Each brand is assigned a Brand Strength Index (BSI) score out of 100, which feeds into the brand value calculation. Based on the score, each brand is assigned a corresponding Brand Rating up to AAA+ in a format similar to a credit rating.
Brand Finance calculates the values of brands in its rankings using the Royalty Relief approach – a brand valuation method compliant with the industry standards set in ISO 10668. It involves estimating the likely future revenues that are attributable to a brand by calculating a royalty rate that would be charged for its use, to arrive at a ‘brand value’ understood as a net economic benefit that a brand owner would achieve by licensing the brand in the open market.
The steps in this process are as follows:
1 Calculate brand strength using a balanced scorecard of metrics assessing Marketing Investment, Stakeholder Equity, and Business Performance. Brand strength is expressed as a Brand Strength Index (BSI) score on a scale of 0 to 100.
2 Determine royalty range for each industry, reflecting the importance of brand to purchasing decisions. In luxury, the maximum percentage is high, while in extractive industry, where goods are often commoditised, it is lower. This is done by reviewing comparable licensing agreements sourced from Brand Finance’s extensive database.
3 Calculate royalty rate. The BSI score is applied to the royalty range to arrive at a royalty rate.
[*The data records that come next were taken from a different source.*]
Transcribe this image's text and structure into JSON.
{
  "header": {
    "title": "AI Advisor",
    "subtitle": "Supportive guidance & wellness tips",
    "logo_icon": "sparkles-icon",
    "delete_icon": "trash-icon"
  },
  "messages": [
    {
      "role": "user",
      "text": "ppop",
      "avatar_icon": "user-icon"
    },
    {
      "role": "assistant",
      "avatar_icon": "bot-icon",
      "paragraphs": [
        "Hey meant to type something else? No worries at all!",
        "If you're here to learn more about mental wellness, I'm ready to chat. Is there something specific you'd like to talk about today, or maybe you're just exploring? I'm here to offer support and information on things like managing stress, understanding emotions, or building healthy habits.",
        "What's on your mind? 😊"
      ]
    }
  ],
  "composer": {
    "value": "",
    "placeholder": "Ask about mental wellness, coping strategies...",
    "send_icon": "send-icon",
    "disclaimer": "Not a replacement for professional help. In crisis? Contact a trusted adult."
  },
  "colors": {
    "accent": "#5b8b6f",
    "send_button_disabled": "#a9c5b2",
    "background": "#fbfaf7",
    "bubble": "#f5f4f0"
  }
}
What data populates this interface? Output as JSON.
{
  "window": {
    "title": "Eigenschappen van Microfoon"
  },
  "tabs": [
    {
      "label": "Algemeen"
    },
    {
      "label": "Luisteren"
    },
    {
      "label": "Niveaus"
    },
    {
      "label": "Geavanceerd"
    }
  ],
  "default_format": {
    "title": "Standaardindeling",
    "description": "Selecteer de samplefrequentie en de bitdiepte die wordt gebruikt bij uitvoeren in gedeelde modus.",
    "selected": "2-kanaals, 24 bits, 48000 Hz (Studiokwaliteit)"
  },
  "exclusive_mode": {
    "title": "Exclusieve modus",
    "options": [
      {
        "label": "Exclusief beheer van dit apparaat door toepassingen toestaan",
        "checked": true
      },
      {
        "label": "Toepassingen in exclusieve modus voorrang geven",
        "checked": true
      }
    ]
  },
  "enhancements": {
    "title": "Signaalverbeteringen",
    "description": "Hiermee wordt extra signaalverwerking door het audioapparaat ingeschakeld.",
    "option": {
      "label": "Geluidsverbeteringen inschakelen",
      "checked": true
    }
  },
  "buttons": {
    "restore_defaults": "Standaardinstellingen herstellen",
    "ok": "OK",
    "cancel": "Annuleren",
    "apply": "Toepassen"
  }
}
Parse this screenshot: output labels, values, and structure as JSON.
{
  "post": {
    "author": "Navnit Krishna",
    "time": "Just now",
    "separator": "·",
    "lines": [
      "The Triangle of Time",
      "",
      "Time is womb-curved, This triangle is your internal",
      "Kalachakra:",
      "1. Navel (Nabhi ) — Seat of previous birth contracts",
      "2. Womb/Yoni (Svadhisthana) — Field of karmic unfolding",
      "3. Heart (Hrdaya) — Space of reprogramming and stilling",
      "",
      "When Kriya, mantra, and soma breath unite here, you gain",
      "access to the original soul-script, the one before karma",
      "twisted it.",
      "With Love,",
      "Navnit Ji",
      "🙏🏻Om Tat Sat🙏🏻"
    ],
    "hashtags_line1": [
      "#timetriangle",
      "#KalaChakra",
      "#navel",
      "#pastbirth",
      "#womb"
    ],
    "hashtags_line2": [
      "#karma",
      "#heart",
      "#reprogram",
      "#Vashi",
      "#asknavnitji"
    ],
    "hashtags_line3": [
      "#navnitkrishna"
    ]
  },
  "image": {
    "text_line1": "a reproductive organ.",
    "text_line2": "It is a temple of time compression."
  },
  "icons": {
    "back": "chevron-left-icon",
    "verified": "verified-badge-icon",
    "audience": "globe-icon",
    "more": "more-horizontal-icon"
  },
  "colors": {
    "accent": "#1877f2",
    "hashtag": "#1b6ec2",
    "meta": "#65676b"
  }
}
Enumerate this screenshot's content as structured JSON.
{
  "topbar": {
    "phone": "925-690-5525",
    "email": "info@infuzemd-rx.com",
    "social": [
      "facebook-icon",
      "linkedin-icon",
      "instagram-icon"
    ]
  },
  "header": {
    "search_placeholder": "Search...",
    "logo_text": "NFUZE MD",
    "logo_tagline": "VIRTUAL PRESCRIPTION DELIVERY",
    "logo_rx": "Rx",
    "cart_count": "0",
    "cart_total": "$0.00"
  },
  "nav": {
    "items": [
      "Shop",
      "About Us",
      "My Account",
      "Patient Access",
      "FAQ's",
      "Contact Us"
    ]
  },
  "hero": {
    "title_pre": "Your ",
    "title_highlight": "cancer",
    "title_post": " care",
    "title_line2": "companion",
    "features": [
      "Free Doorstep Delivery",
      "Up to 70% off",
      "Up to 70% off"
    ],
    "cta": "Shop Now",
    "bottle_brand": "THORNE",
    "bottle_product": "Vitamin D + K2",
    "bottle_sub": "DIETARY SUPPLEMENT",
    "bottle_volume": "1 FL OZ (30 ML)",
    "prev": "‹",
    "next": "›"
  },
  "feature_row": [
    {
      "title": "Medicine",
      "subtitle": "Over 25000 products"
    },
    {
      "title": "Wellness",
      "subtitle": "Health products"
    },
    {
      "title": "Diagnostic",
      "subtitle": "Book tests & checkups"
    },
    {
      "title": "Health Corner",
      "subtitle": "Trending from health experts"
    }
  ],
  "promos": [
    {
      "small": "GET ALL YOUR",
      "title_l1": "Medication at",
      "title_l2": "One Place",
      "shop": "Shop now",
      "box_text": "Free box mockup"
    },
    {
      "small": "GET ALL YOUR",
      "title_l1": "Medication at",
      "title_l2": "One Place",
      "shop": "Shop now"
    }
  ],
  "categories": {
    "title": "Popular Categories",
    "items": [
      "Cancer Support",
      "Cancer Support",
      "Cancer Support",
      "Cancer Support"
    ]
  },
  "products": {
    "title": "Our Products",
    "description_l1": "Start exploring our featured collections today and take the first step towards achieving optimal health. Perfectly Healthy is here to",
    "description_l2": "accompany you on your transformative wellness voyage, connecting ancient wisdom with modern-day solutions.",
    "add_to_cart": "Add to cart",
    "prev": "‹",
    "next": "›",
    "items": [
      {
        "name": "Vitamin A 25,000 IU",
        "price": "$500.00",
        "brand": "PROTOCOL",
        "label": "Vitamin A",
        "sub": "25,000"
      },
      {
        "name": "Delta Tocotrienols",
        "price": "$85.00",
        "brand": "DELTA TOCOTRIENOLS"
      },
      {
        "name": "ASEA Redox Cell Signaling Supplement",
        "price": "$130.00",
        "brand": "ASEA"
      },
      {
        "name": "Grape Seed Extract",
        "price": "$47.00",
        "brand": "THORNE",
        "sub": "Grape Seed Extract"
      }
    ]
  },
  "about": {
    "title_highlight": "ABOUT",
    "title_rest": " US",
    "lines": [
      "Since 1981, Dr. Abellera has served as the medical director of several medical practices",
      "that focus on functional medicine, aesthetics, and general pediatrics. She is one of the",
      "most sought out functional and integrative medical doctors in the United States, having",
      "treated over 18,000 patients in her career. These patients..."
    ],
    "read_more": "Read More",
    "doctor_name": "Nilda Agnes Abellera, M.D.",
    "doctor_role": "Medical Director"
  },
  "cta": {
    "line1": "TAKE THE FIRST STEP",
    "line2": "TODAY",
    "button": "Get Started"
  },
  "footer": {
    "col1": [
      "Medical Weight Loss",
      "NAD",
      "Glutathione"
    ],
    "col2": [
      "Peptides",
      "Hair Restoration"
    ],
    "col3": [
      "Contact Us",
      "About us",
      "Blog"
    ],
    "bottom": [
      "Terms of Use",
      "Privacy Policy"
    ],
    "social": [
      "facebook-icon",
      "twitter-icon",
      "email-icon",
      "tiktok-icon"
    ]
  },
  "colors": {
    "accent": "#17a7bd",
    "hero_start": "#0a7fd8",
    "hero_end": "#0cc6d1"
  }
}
For example, if the royalty range in a sector is 0-5% and a brand has a BSI score of 80 out of 100, then an appropriate royalty rate for the use of this brand in the given sector will be 4%.
4 Determine brand-specific revenues by estimating a proportion of parent company revenues attributable to a brand.
5 Determine forecast revenues using a function of historic revenues, equity analyst forecasts, and economic growth rates.
6 Apply the royalty rate to the forecast revenues to derive brand revenues.
7 Discount post-tax brand revenues to a net present value which equals the brand value.
Brand Finance has produced this study with an independent and unbiased analysis. The values derived and opinions presented in this study are based on publicly available information and certain assumptions that Brand Finance used where such data was deficient or unclear. Brand Finance accepts no responsibility and will not be liable in the event that the publicly available information relied upon is subsequently found to be inaccurate. The opinions and financial analysis expressed in the study are not to be construed as providing investment or business advice. Brand Finance does not intend the study to be relied upon for any reason and excludes all liability to any body, government, or organisation.
The data presented in this study form part of Brand Finance's proprietary database, are provided for the benefit of the media, and are not to be used in part or in full for any commercial or technical purpose without written permission from Brand Finance.